Knocking on the moonlit door;

It justly appears in any short sampling of his work. Several of the other poems in this collection are of that quality, mostly those of portraits of individuals: Old Susan, Old Ben, Nod the Shepherd

Softly along the road of evening,
In a twilight dim with rose,
Wrinkled with age, and drenched with dew,
Old Nod, the shepherd, goes.

and, at the other end of life, Little Louisa in ‘The Keys of Morning’:

The thinness of his coal-black locks,
His hands so long and lean
They scarcely seemed to grasp at all
The keys that hung between:

Those poems are all at the beginning of the book, and after them the poems degenerate into unequal attempts to catch the evocative spirit.

De la Mare produced a lot of verse. If a dozen or two of his poems are memorable, that is a remarkable achievement that (almost) anyone writing verse would be proud of. And the way to reach those one or two dozen is to write down everything that occurs to you, good or bad, and then to work on it as best you can. There is no way to decide “Today I will write a good poem” and produce it unless you are already in an appropriate state of mind–inspired, or bemused as it were. But to not write when a line or thought occurs to you is to turn off the taps of creativity. So all must be written.

No one should fault a poet who has produced verse good enough to sell, when they a) continue to write material of uneven quality, b) continue to publish it. It is a good process for keeping the lines of communication open with the muse, and hopefully producing even better work in future.

As for this particular collection: I like the first 13 poems, and the title poem. I forgive the rest.

Odd poem: Prime Minister Clement Attlee’s limerick

There were few who thought him a starter,
Many who thought themselves smarter.
But he ended PM,
CH and OM,
an Earl and a Knight of the Garter.

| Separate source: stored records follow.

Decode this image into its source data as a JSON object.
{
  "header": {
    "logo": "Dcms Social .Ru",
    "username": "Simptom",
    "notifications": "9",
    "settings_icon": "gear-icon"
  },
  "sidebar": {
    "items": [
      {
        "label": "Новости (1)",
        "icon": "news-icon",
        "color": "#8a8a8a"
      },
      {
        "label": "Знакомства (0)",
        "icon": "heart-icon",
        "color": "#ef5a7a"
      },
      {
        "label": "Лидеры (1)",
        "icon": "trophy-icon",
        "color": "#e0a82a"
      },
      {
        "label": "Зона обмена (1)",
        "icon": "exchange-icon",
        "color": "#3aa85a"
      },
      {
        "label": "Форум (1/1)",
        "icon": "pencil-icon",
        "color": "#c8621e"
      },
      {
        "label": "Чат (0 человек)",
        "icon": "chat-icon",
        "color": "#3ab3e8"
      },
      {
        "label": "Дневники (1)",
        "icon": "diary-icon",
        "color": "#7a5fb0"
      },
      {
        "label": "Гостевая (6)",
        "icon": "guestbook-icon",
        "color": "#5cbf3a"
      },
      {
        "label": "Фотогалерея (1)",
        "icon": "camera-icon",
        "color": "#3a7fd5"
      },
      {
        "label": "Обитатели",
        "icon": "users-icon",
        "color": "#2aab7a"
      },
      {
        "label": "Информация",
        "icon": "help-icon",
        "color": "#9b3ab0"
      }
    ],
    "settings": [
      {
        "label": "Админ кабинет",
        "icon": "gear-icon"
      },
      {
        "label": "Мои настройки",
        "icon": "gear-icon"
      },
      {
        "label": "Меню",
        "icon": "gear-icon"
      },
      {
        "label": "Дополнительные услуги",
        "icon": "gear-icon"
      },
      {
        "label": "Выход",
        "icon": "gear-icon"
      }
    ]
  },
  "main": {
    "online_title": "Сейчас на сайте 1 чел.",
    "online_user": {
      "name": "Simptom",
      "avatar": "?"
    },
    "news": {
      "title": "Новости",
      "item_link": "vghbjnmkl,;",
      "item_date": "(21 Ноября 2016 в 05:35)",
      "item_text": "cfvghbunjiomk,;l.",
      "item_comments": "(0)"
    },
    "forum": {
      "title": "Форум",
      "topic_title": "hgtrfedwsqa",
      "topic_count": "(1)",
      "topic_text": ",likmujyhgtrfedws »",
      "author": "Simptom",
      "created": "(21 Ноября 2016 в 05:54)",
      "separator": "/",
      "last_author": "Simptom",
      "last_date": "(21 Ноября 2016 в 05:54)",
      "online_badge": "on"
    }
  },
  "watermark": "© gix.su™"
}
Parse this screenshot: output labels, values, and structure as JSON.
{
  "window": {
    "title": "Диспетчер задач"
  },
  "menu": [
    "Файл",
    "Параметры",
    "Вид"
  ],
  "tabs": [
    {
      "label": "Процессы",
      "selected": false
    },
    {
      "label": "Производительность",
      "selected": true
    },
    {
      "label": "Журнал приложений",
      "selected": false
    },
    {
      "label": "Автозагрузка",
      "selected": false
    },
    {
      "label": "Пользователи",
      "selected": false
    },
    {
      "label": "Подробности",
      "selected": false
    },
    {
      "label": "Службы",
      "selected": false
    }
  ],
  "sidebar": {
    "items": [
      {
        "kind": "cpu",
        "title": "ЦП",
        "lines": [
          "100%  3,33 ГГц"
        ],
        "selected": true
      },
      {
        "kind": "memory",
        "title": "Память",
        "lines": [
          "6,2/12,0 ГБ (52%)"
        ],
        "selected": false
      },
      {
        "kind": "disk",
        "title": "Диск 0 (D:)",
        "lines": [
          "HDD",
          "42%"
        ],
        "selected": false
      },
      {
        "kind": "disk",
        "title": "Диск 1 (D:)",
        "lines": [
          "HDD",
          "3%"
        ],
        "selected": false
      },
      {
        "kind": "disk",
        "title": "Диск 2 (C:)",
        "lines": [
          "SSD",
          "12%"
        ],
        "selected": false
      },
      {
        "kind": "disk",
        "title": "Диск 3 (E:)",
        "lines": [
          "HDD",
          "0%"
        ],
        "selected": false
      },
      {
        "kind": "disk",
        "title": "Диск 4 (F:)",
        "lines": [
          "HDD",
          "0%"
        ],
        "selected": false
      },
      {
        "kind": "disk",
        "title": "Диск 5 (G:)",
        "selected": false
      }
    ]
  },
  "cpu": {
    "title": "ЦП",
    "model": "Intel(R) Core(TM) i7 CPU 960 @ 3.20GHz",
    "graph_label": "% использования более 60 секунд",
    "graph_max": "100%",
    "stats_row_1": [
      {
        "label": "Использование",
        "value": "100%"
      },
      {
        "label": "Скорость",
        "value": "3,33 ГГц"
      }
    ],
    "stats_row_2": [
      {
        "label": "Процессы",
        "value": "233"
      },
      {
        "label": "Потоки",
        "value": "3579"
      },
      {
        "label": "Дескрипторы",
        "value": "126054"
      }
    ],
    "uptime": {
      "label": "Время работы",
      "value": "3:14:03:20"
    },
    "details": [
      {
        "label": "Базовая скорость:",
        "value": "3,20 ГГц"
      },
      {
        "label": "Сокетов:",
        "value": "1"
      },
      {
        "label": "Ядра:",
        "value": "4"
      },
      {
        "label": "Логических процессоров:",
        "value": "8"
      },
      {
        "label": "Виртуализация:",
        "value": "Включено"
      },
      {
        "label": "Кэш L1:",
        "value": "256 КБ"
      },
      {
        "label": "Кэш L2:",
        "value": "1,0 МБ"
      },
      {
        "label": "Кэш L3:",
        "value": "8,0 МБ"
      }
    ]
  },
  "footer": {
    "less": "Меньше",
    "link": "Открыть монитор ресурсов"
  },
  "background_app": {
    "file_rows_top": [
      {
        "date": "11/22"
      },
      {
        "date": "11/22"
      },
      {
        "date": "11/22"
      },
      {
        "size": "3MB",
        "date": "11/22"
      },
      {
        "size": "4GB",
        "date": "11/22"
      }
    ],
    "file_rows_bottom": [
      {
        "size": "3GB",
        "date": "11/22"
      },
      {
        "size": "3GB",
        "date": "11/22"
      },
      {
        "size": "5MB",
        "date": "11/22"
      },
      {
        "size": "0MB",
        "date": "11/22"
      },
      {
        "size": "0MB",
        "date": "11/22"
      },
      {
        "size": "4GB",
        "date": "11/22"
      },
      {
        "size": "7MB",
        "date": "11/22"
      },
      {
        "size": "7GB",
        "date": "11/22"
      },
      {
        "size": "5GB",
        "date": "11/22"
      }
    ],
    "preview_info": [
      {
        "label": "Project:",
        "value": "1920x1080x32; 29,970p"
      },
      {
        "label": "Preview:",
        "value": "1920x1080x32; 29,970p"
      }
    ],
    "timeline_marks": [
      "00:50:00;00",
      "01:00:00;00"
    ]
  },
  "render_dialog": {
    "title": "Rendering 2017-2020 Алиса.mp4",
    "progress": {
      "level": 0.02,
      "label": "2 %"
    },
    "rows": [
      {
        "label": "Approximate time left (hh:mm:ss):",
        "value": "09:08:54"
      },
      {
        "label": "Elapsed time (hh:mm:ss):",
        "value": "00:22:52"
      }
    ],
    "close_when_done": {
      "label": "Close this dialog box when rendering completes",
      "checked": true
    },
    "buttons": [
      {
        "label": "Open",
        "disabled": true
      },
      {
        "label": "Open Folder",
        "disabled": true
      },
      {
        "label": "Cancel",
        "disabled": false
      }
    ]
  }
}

Born into a middle-class family in 1883, Clement Attlee went to Oxford, became a barrister, but, after his volunteer work in London’s East End brought him into close contact with poverty, his political views shifted left and he gave up law and joined the Labour Party. Leader of the Labour Party from 1935 to 1955, including as Prime Minister from 1945 to 1951. His government “undertook the nationalisation of public utilities and major industries, and implemented wide-ranging social reforms, including the passing of the National Insurance Act 1946 and National Assistance Act, the foundation of the National Health Service (NHS) in 1948, and the enlargement of public subsidies for council house building. His government also reformed trade union legislation, working practices and children’s services; it created the National Parks system, passed the New Towns Act 1946 and established the town and country planning system.” – Wikipedia

Perhaps surprisingly he failed to see the value of the beginnings of the EU, preferring a stronger Atlantic alliance if possible. He is alleged to have said in a speech: “The Common Market. The so-called Common Market of six nations. Know them all well. Very recently this country spent a great deal of blood and treasure rescuing four of ’em from attacks by the other two.”

Now considered one of the UK’s greatest Prime Ministers, it is only fitting that his titles and honours include, as he boasts in his limerick, Prime Minister, Companion of Honour, Order of Merit, Earl Attlee, and Knight of the Garter.

Even Margaret Thatcher wrote of him: “Of Clement Attlee, however, I was an admirer. He was a serious man and a patriot. Quite contrary to the general tendency of politicians in the 1990s, he was all substance and no show. His was a genuinely radical and reforming government.”